Thursday, July 18, 2013
The latest (or last) surgery
We wait, with coffee.
We have returned to New York, to do what we are hoping is Brent's last surgery. We are grateful for our blessings, which I count like a rosary. We have no oncology. We are all together as a family. We have no oncology. With Dr. Healey's help, Brent will be able to walk. We have no oncology. I cannot seem to repeat that one enough times.
It has been a long hard slog these past two years. But I feel, more than hope, that our world is going to open up, and that our kids will only visit the hospital once every three months for scans. I feel, more than wish, that our family might be having a bit of a breather. Often, as we approached such a point or potential before, I longed for such normalcy, and craved for time at home, but I didn't feel that it would happen, quite the way that I do now. I have a calm about things, that I have not had in a long time. I do not feel that I have to fight my circumstances. I do not like to fight, incidentally, being more of a 'peace and love' kind of girl.
My alarm went off at 430, which was not nearly long enough after Vanco was finished. Once I showered, I woke Brent so that he could take his second Hibaclens shower. As we left, I woke Alex to bolt the door behind us so that if Olivia should wake up, she would not wander, because I knew that Alex was going immediately back to sleep. I am grateful that he is nearly 16 and can help look after the girls while we are at the hospital this morning. Such a blessing!
It was already hot and very humid as I pushed Brent the five blocks to Sloan Kettering. Dan, coming from a hotel, would meet us there.
First thing this morning, we bumped into our pre-op nurse in the hallway, who remembered Brent from his first surgery, and even came up with his name after a year and a half. The nurses here are amazing, if I have neglected to mention it. The oncology nurses at Rainbow Babies and Children's Hospitals are pretty awesome too, but we have not really seen them lately. This is another blessing to count, duly noted.
We have come to the point that even here at MSKCC, we are considered veterans. They approach us a bit differently, much in the way that you are treated differently when having your second child. You will certainly have questions, but every last detail does not need to be explained. We are not the nervous first time parents. Brent is not the nervous first time surgical patient. While we would prefer not to be doing this, at least we are familiar with the process, which is at least a known quantity among so many unknowns.

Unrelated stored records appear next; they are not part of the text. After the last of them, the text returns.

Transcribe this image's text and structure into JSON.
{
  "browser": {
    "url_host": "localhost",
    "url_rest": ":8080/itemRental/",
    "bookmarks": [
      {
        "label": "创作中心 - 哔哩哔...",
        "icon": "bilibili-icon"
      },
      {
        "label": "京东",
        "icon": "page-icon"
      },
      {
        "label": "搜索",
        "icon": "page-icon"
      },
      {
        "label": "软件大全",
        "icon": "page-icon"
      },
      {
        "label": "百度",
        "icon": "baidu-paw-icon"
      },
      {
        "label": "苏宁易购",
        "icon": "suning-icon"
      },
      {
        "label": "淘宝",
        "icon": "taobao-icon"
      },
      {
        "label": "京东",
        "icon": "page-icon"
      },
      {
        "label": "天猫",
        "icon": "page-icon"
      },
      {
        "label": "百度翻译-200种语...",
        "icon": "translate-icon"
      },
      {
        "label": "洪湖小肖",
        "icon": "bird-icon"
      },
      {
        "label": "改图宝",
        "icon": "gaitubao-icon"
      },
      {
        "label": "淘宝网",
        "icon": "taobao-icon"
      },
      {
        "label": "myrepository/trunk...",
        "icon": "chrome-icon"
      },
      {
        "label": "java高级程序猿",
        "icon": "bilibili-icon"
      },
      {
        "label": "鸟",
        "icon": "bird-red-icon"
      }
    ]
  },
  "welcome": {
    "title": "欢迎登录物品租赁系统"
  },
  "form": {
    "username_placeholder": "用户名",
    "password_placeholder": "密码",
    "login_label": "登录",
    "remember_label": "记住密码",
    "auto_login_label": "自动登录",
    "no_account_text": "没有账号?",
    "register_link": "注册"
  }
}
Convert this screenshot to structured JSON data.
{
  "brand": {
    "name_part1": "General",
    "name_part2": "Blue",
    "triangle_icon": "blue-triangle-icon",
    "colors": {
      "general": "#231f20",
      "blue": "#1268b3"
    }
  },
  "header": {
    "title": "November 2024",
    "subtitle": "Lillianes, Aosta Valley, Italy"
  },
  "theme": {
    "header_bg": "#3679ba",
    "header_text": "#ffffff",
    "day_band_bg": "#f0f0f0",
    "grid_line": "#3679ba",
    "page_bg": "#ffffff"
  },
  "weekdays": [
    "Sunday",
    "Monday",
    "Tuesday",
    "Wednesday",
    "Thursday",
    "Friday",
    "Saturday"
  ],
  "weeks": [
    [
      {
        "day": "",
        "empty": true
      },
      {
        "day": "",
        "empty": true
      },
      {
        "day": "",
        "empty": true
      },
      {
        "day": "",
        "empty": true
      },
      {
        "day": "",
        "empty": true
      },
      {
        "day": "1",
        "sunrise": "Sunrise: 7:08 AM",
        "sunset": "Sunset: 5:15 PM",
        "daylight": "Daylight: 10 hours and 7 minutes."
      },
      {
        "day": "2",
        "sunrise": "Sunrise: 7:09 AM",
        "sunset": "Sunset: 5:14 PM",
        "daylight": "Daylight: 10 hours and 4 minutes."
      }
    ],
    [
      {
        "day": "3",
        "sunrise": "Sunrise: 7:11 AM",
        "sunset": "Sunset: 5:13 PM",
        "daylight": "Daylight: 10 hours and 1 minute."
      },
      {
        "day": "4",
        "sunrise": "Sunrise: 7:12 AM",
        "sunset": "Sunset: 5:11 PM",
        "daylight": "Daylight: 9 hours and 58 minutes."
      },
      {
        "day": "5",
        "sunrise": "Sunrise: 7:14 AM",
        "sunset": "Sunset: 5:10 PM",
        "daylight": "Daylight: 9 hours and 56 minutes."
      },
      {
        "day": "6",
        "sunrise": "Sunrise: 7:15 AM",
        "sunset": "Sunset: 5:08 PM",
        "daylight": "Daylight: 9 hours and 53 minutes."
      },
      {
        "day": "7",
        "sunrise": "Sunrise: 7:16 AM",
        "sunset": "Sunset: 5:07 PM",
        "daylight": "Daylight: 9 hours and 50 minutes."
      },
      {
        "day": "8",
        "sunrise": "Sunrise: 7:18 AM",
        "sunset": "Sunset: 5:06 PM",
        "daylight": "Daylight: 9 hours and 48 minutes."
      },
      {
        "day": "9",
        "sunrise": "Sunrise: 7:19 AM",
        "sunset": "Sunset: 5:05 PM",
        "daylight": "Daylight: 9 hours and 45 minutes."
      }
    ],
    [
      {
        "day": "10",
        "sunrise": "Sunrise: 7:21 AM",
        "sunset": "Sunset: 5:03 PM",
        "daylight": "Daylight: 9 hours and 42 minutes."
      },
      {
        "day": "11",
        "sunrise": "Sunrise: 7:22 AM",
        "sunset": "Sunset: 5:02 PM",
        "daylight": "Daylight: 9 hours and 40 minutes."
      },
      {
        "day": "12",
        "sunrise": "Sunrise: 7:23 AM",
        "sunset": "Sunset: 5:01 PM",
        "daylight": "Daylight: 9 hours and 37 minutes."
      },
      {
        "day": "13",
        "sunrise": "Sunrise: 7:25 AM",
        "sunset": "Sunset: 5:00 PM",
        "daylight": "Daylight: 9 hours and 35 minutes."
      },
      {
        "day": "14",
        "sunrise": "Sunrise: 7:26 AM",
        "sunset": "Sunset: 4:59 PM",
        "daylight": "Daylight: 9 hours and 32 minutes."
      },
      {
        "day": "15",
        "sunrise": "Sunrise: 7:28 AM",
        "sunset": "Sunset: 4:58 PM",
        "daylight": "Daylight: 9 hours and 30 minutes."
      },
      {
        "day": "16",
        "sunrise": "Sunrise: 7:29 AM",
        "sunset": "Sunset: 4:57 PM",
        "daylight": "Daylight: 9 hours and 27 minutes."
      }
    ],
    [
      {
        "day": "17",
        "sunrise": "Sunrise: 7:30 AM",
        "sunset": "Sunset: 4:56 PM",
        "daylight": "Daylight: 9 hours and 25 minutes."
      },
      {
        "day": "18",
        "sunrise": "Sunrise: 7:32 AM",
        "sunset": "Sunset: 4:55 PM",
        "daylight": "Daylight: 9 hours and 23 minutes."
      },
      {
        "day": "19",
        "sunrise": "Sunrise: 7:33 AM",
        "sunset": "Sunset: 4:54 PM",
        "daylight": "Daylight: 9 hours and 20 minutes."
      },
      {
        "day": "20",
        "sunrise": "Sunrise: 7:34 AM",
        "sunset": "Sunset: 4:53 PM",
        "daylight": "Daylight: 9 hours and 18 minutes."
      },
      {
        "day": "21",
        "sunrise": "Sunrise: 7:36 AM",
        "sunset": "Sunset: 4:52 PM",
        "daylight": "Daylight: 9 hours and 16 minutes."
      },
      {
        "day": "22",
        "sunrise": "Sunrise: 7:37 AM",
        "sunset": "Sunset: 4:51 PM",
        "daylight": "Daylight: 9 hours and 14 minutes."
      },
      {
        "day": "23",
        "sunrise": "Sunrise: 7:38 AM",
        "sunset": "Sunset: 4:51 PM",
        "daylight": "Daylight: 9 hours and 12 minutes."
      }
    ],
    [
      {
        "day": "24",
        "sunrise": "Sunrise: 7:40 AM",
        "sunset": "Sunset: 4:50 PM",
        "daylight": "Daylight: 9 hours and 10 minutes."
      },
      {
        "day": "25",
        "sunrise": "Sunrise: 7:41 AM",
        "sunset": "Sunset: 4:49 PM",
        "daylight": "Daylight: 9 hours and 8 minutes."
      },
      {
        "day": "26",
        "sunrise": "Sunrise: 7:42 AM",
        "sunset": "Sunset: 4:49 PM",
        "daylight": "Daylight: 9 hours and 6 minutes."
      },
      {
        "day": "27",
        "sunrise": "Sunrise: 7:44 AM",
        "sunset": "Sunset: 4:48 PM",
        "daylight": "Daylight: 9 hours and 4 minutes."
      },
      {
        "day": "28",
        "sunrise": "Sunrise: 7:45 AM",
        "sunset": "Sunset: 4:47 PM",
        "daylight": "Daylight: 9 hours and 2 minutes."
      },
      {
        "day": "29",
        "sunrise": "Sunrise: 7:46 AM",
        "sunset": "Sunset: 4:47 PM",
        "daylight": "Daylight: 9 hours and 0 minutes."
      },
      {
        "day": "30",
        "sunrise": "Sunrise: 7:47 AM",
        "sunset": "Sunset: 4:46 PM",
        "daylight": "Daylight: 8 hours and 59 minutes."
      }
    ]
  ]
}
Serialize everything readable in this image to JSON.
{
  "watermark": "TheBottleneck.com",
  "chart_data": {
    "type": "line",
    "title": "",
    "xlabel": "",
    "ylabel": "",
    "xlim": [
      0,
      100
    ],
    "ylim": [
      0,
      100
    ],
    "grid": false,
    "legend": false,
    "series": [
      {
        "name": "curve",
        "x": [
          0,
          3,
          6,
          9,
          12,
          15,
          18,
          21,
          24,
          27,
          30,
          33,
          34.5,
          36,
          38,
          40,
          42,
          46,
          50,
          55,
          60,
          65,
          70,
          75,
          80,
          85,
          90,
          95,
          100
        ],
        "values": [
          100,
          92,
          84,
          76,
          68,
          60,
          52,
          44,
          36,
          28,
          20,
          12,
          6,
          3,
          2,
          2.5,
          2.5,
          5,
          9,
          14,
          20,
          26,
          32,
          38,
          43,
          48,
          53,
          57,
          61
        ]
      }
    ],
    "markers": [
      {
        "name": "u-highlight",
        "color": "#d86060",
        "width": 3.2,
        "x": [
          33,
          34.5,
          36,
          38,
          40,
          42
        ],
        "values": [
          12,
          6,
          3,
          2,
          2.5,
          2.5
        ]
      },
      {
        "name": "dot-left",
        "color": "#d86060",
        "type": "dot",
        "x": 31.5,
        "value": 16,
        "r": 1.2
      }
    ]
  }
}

I was interrupted here by a woman who struck up a friendly conversation with me. (A few weeks ago, Brent pointed out that this happens all of the time, strangers speaking to me out of the blue..and I have begun to notice that he was right) She is alone, waiting for her step father to be done with surgery. She is anxious, I think, in a way that we are not. (I would return to the part of my mantra that says that we do not have any cancer to deal with right now, and we have comfort in the familiar process) But cancer makes everyone here family in a way, and this 'cousin,' if you will, needed reassurance, or maybe just someone with whom to share her hopes and fears, as we all do at such times. Her step father happens to be part of a clinical study, and she shared with Dan and me, the promising ideas that are being explored here. It is exciting to learn about the things that they are able to do and are learning to do.
We were called in to see Dr. Healey, who had good things to report. I had shockingly few questions, thinking back on it. We talked about the distant future for Brent. There were not, I noticed, very many responses of "we will see," an oft given answer which had been the source of much frustration for me over the past year and a half as I tried to peer into the future and sort out the plan. So many things had hinged upon the success of the very next step, that trying to see the likely eventuality and the road between here and there was futile. There were too many variables, .
I have finally become comfortable being very, very present, which might have been the point of this exercise, if I were to be so bold and speculate on one of God's purposes. And so now, we have begun looking far ahead, lest I become too comfortable. Yes, I believe that God also has a sense of humor.
In the PACU, we were visited by nurses of surgeries gone by, which was nice. Brent woke to declare from a narcotic haze that "This is going to be the best admission ever!" evidenced by the fact that he only had one IV that was soon pulled in recovery, and no catheter. What more could a 13 year old wish for?
We found out, when we eventually made it to the floor and he scored a single room...and furthermore, learned that age restrictions that would have made it difficult to get Olivia (at 5) in for a visit, have been lifted. It doesn't get better than this. Brent is right, this is going to be the best admission ever.
And, I am hoping, the last.